Back on December 2, the hapless Windsor mayor, Drew Dilkens, opened up some pretence about him ready to bring 350 jobs to the city. It seemed, at the time, just another of the series of ghost announcements that have marked his territory as mayor.
These ghost announcements are made with great bravado about companies soon to arrive and create many jobs. The companies, of course, never set up shop, but Dilkens does manage to get considerable publicity from a non-suspecting media who take his porridge cold.
However, this one, say pundits, seemed to have had some skin on its bones, so to speak. They calculate the company he was talking to was none other than world famous General Electric (GE).

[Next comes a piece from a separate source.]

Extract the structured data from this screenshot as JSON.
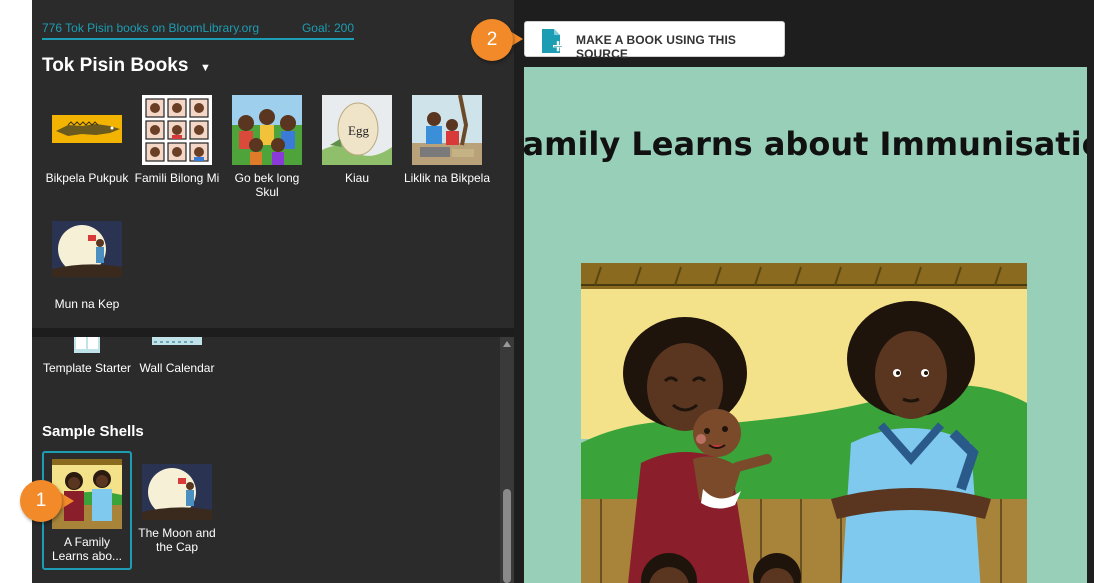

Last summer, GE announced a plan to relocate a gas engine plant from Wisconsin to Ontario. The tip was the plant would employ 350 workers, which made it easy, for the sharp minded pundits to put two and 350 together, to suspect Dilkens was talking about GE.

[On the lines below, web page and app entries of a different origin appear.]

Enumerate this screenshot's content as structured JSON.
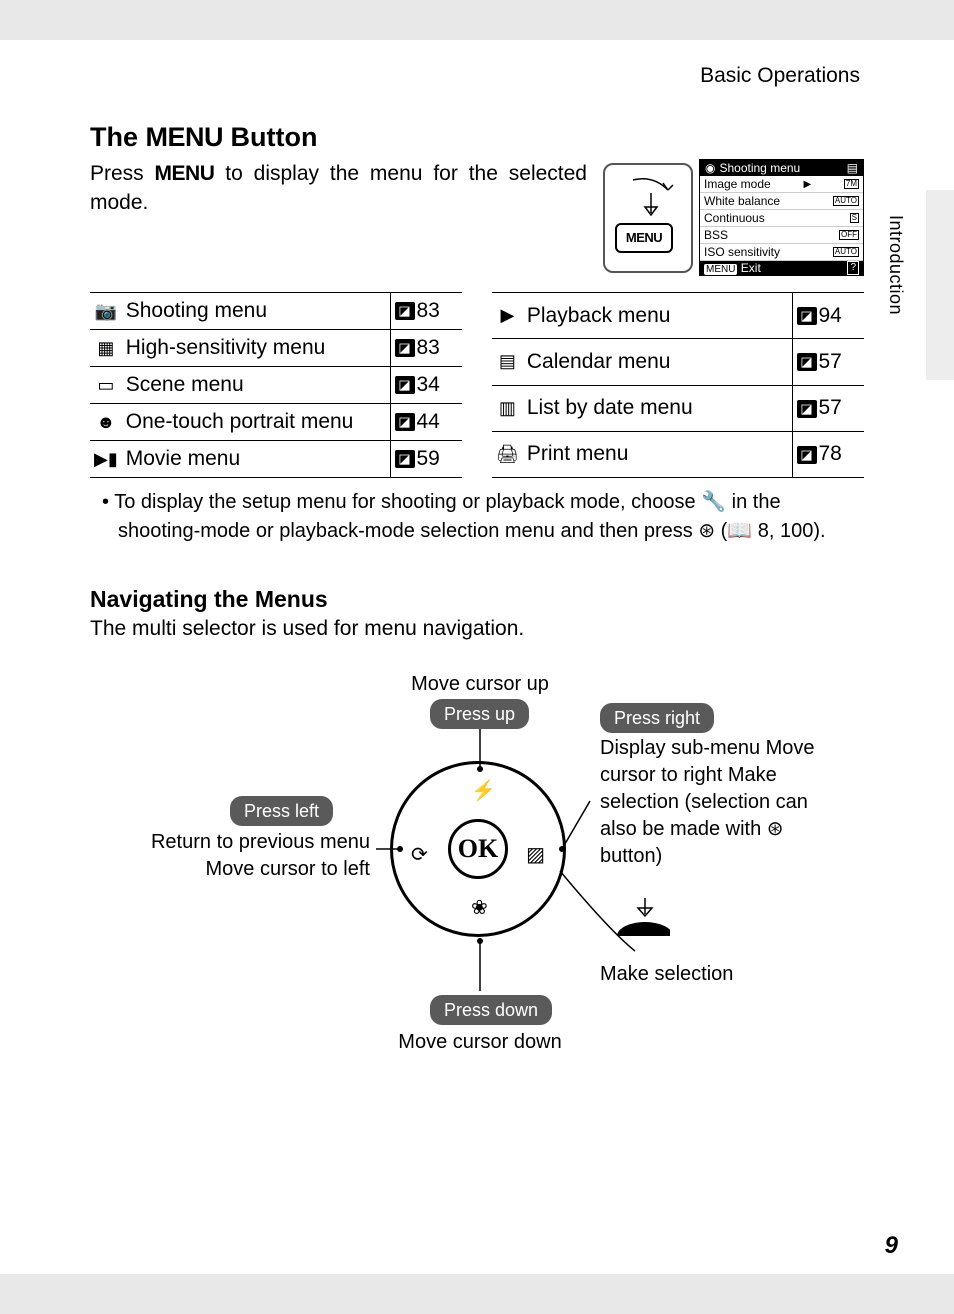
{
  "section_header": "Basic Operations",
  "side_tab": "Introduction",
  "title_pre": "The ",
  "title_menu": "MENU",
  "title_post": " Button",
  "intro_pre": "Press ",
  "intro_menu": "MENU",
  "intro_post": " to display the menu for the selected mode.",
  "lcd": {
    "header": "Shooting menu",
    "rows": [
      {
        "label": "Image mode",
        "badge": "7M"
      },
      {
        "label": "White balance",
        "badge": "AUTO"
      },
      {
        "label": "Continuous",
        "badge": "S"
      },
      {
        "label": "BSS",
        "badge": "OFF"
      },
      {
        "label": "ISO sensitivity",
        "badge": "AUTO"
      }
    ],
    "footer_left": "MENU",
    "footer_exit": "Exit",
    "footer_right": "?"
  },
  "left_menu": [
    {
      "icon": "📷",
      "label": "Shooting menu",
      "page": "83"
    },
    {
      "icon": "▦",
      "label": "High-sensitivity menu",
      "page": "83"
    },
    {
      "icon": "▭",
      "label": "Scene menu",
      "page": "34"
    },
    {
      "icon": "☻",
      "label": "One-touch portrait menu",
      "page": "44"
    },
    {
      "icon": "▶▮",
      "label": "Movie menu",
      "page": "59"
    }
  ],
  "right_menu": [
    {
      "icon": "▶",
      "label": "Playback menu",
      "page": "94"
    },
    {
      "icon": "▤",
      "label": "Calendar menu",
      "page": "57"
    },
    {
      "icon": "▥",
      "label": "List by date menu",
      "page": "57"
    },
    {
      "icon": "🖨",
      "label": "Print menu",
      "page": "78"
    }
  ],
  "bullet_text": "To display the setup menu for shooting or playback mode, choose 🔧 in the shooting-mode or playback-mode selection menu and then press ⊛ (📖 8, 100).",
  "nav_heading": "Navigating the Menus",
  "nav_text": "The multi selector is used for menu navigation.",
  "diagram": {
    "up_label": "Move cursor up",
    "up_pill": "Press up",
    "down_label": "Move cursor down",
    "down_pill": "Press down",
    "left_pill": "Press left",
    "left_text": "Return to previous menu\nMove cursor to left",
    "right_pill": "Press right",
    "right_text": "Display sub-menu\nMove cursor to right\nMake selection (selection can also be made with ⊛ button)",
    "make_selection": "Make selection",
    "ok": "OK"
  },
  "page_number": "9"
}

However, from the get go, they knew Windsor was simply not fit for GE and the reasons should be scary to taxpayers.
Ironically, the new ultra-modern plant will go to the same area General Motors picked when it decided to relocate its transmission plant from high tax Windsor. In that instance, it moved to St Catharines.
GE will relocate its new plant to Welland.

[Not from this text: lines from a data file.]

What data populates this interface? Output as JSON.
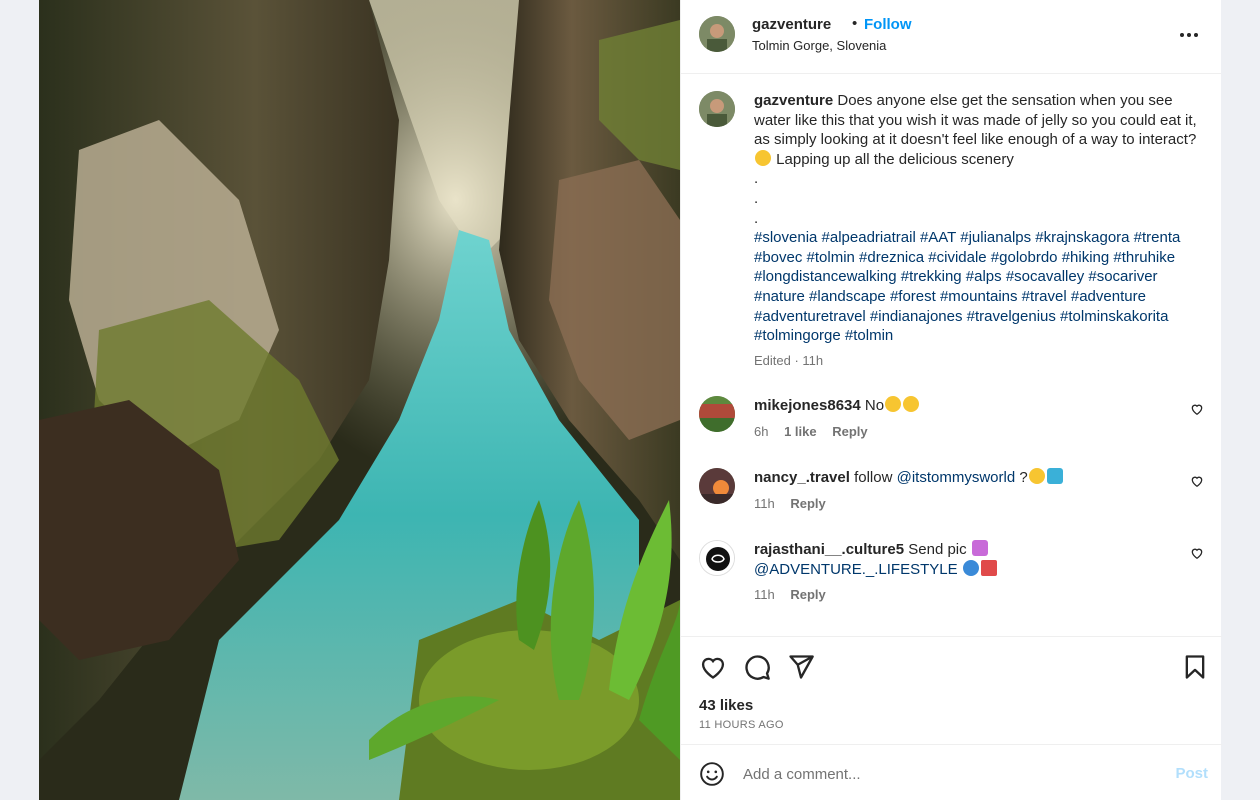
{
  "header": {
    "username": "gazventure",
    "separator": "•",
    "follow_label": "Follow",
    "location": "Tolmin Gorge, Slovenia"
  },
  "caption": {
    "username": "gazventure",
    "text": "Does anyone else get the sensation when you see water like this that you wish it was made of jelly so you could eat it, as simply looking at it doesn't feel like enough of a way to interact?",
    "text_after_emoji": "Lapping up all the delicious scenery",
    "dots": [
      ".",
      ".",
      "."
    ],
    "hashtags": "#slovenia #alpeadriatrail #AAT #julianalps #krajnskagora #trenta #bovec #tolmin #dreznica #cividale #golobrdo #hiking #thruhike #longdistancewalking #trekking #alps #socavalley #socariver #nature #landscape #forest #mountains #travel #adventure #adventuretravel #indianajones #travelgenius #tolminskakorita #tolmingorge #tolmin",
    "edited": "Edited · 11h"
  },
  "comments": [
    {
      "username": "mikejones8634",
      "text": "No",
      "time": "6h",
      "likes": "1 like",
      "reply": "Reply"
    },
    {
      "username": "nancy_.travel",
      "text": "follow",
      "mention": "@itstommysworld",
      "text_after": "?",
      "time": "11h",
      "reply": "Reply"
    },
    {
      "username": "rajasthani__.culture5",
      "text": "Send pic",
      "mention": "@ADVENTURE._.LIFESTYLE",
      "time": "11h",
      "reply": "Reply"
    }
  ],
  "actions": {
    "icons": [
      "heart-icon",
      "comment-icon",
      "share-icon",
      "bookmark-icon"
    ],
    "likes": "43 likes",
    "timestamp": "11 HOURS AGO"
  },
  "add_comment": {
    "placeholder": "Add a comment...",
    "post_label": "Post"
  },
  "colors": {
    "link_blue": "#0095f6",
    "hashtag": "#00376b",
    "muted": "#737373",
    "post_disabled": "#b2dffc"
  }
}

In the CBC report, Dilkens lamented that a main hurdle in getting the mystery plant was, “… the cost of hydro.”
Pundits knew right away that he was trying to find a scapegoat to defend himself for losing GE. Hydro seemed to be a good issue, although hydro rates are similar across the province. Property tax rates are not and it is here Welland has a slim advantage, but an advantage nonetheless, particularly for a large taxpayer like GE.
Hopefully, taxpayers will finally get it through their thick skulls that the Francis Council’s reign of high taxes and its big joke of holding the line, when it should have been lowering taxes, is not helping the community.
How many more lost opportunities will it take?
Of course, local taxes have to be high so the city can afford to help out a foreign swim meet.
According to a June 1 Globe and Mail report, the reasons GE was attracted to Welland sound a lot like the platitudes the local economic development outfit tosses out to promote Windsor and the region.
The company said it chose Welland because of its proximity to the U.S. border and access to skilled workers. It also cited Welland’s ‘aggressive’ efforts to attract business.
It seems Windsor is not the only location with a lock on being close to the border and with a skilled workforce. But, what is more disappointing, and this should be a major concern to taxpayers, is that the local region is handicapped by having an abecedarian run its economic development efforts.
The interim CEO of Windsor’s lacklustre economic developers, Rakesh Naidu, told Blackburn News, on September 30 last year, that as soon as he heard the news, “… he reached out to his contacts in the provincial and federal government to see how they can help Windsor-Essex make its pitch to the U.S. giant.”
Apparently, Naidu did not understand that in such cases the provincial and federal governments are neutral. It is not their job to do his job. He should have been moving mountains to get a hot ticket like GE.
Robert Tuomi can be heard at noon every Thursday co-hosting Talkin’ ‘Bout Windsor on CJAM 99.1 FM. Listen on demand to previous episodes or catch the discussion live and join in. It is also streamed online at CJAM.